Florida’s Governor officially declared a state of emergency Wednesday as Hurricane Dorian becomes more ferocious as it heads towards the state.
The storm has already battered the Virgin Islands and is now expected to be a Category 3 on Friday just before It is expected to hit the Florida coastline over the weekend. And according to the National Hurricane Center, Dorian could grow to a Category 4 storm with winds of 130 mph by Sunday morning.
As of 11 a.m., Dorian remains a Category 1 with winds of 85 mph. It was 220 miles north-northwest of San Juan, Puerto Rico, moving northwest at 13 mph.
“Dorian is moving into an environment with low vertical wind shear, moving over warm water. This will allow for steady intensification, and the storm will likely strengthen to a major Category 3 storm on Friday,” Fox 35 meteorologist Kristin Giannas said Thursday morning. “The latest track has peak intensity on Monday, with sustained winds at 130 mph right before landfall, south of Cape Canaveral.
“While it’s too soon to say exactly where the storm will make landfall, the chance of life-threatening storm surge and devastating hurricane-force winds along Florida’s east coast is increasing. Residents and visitors should have their hurricane plan in place.”
Overnight forecast models showed the storm slowing, with the center now expected to hit land early Monday morning. By Tuesday morning it could still be a Category 3 as it moves into Orlando.
“This would be the strongest hurricane to hit Central Florida in over 30 years,” Fox 35 meteorologist Glenn Richards said Wednesday evening. “Hurricane-force sustained winds would be carried across the entire width of the state if the current forecast holds.”

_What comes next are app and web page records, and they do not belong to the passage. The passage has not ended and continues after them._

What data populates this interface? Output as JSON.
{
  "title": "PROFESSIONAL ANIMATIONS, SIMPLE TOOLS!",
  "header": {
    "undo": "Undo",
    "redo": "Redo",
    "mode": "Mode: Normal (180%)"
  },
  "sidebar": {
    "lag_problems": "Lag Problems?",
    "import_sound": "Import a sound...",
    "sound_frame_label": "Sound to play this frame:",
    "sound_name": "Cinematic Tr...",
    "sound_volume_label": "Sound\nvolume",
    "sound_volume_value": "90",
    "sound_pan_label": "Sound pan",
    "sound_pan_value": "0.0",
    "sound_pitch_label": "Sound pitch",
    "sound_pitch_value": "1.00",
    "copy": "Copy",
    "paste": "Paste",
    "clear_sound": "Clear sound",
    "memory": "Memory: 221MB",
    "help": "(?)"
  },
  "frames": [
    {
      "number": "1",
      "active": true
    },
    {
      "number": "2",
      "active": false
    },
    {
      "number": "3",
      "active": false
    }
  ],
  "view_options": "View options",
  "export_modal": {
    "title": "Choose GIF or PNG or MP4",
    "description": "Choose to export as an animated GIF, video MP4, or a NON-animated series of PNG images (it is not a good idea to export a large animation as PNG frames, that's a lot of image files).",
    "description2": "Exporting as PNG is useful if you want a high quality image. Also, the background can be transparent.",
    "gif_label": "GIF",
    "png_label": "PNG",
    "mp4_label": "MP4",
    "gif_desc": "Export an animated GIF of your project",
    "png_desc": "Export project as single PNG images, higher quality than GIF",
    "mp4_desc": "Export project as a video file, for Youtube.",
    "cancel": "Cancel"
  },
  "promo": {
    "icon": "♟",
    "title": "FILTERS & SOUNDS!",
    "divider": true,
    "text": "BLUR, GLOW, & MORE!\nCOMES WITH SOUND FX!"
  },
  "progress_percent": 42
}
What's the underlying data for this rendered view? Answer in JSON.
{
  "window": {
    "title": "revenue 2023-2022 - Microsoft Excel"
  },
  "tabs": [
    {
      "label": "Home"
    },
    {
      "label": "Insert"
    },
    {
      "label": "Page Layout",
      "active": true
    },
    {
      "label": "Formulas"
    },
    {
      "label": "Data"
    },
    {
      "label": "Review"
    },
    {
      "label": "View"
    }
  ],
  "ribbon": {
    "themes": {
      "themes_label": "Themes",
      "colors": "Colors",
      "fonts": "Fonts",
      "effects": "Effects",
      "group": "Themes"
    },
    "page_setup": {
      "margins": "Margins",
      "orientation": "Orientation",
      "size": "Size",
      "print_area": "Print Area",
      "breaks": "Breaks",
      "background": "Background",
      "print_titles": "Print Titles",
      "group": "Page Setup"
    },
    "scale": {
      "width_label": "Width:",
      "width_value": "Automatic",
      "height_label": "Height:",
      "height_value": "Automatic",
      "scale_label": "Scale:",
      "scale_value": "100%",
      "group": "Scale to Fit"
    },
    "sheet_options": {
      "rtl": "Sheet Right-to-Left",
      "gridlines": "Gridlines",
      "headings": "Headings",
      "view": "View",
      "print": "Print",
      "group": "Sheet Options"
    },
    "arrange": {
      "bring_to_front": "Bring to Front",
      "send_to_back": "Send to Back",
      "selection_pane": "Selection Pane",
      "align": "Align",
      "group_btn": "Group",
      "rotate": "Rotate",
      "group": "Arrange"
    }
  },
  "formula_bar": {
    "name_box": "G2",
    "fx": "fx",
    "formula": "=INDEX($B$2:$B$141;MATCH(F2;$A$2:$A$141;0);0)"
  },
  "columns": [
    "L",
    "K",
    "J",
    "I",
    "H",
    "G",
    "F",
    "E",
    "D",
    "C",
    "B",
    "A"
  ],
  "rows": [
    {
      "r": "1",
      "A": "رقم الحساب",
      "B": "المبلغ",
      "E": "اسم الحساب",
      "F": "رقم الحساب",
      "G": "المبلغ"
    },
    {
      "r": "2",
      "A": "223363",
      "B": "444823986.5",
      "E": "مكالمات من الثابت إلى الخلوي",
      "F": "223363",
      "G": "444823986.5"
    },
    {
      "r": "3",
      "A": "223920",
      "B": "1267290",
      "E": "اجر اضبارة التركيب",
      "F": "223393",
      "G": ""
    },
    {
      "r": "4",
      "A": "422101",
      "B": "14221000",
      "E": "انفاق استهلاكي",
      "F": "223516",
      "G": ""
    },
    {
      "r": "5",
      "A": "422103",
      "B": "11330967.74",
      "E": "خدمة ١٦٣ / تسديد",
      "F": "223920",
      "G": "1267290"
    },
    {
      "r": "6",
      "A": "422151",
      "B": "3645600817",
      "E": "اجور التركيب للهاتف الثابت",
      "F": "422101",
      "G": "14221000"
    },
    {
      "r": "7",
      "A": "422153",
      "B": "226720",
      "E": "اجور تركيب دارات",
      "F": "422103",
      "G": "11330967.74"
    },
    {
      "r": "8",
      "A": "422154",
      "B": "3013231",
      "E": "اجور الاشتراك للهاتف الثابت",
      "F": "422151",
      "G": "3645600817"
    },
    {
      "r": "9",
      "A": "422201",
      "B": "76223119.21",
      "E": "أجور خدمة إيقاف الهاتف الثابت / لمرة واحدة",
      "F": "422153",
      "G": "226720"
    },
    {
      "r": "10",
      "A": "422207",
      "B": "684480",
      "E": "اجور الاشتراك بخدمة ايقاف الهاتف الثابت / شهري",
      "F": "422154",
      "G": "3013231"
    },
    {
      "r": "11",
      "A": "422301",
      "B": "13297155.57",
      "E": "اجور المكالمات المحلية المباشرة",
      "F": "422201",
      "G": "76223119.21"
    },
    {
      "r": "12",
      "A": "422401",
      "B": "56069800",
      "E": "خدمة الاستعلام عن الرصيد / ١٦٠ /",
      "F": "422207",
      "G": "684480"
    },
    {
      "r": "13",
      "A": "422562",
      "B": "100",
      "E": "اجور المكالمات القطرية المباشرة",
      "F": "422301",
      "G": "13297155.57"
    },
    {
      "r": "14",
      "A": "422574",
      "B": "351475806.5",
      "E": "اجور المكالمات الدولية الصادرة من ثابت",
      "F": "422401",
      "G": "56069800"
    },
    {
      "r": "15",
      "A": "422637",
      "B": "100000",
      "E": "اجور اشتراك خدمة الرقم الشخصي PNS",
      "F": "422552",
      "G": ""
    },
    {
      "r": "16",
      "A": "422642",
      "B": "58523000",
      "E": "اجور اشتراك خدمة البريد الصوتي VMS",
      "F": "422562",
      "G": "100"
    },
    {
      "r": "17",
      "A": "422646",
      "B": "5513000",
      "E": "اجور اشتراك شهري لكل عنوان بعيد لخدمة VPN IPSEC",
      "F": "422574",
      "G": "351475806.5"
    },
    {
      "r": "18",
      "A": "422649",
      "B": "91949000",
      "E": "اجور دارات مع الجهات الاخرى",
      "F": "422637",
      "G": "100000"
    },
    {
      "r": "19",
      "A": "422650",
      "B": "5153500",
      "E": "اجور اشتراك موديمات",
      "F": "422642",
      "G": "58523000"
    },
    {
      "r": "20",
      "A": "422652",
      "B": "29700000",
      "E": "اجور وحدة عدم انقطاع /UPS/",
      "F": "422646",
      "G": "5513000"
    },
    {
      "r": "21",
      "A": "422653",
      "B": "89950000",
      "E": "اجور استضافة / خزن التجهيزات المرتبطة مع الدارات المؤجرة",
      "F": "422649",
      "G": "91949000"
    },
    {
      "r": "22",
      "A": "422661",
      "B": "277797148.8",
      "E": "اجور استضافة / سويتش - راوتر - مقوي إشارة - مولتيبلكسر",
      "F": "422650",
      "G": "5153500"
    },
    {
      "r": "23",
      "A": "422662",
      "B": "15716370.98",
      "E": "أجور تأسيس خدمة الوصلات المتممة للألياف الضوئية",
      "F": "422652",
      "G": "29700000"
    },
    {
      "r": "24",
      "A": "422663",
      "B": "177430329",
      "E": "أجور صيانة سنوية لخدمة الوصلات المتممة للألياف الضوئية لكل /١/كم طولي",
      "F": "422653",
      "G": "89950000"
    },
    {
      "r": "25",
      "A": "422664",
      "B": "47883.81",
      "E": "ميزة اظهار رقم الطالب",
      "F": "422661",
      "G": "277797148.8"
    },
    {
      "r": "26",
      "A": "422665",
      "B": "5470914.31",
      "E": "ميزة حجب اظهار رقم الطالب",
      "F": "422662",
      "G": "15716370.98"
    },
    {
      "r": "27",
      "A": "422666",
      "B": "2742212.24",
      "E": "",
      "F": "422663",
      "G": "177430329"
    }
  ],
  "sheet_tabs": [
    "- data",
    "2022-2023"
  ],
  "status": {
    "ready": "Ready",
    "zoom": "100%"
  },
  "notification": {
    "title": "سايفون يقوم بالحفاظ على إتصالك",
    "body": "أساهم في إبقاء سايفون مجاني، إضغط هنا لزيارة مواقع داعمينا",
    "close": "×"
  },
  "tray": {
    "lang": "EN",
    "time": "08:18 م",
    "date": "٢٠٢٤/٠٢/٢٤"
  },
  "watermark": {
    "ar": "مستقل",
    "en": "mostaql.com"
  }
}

As of now the storm is tight with hurricane winds only extending out 15 miles, and tropical-storm-force winds extending out 90 miles, but the warm waters of the Atlantic could allow the storm to grow in both intensity and size.
The National Hurricane Center also warned early Thursday morning that heavy rainfall from Dorian could cause “life-threatening flash floods” in parts of the Bahamas and southeastern U.S. coast.
Residents are urged to prepare for the worst, as these things are unpredictable and it is better to be safe than sorry. If you are in Florida and you are not prepared click here to go through a prestorm checklist so that you can be as prepared as possible.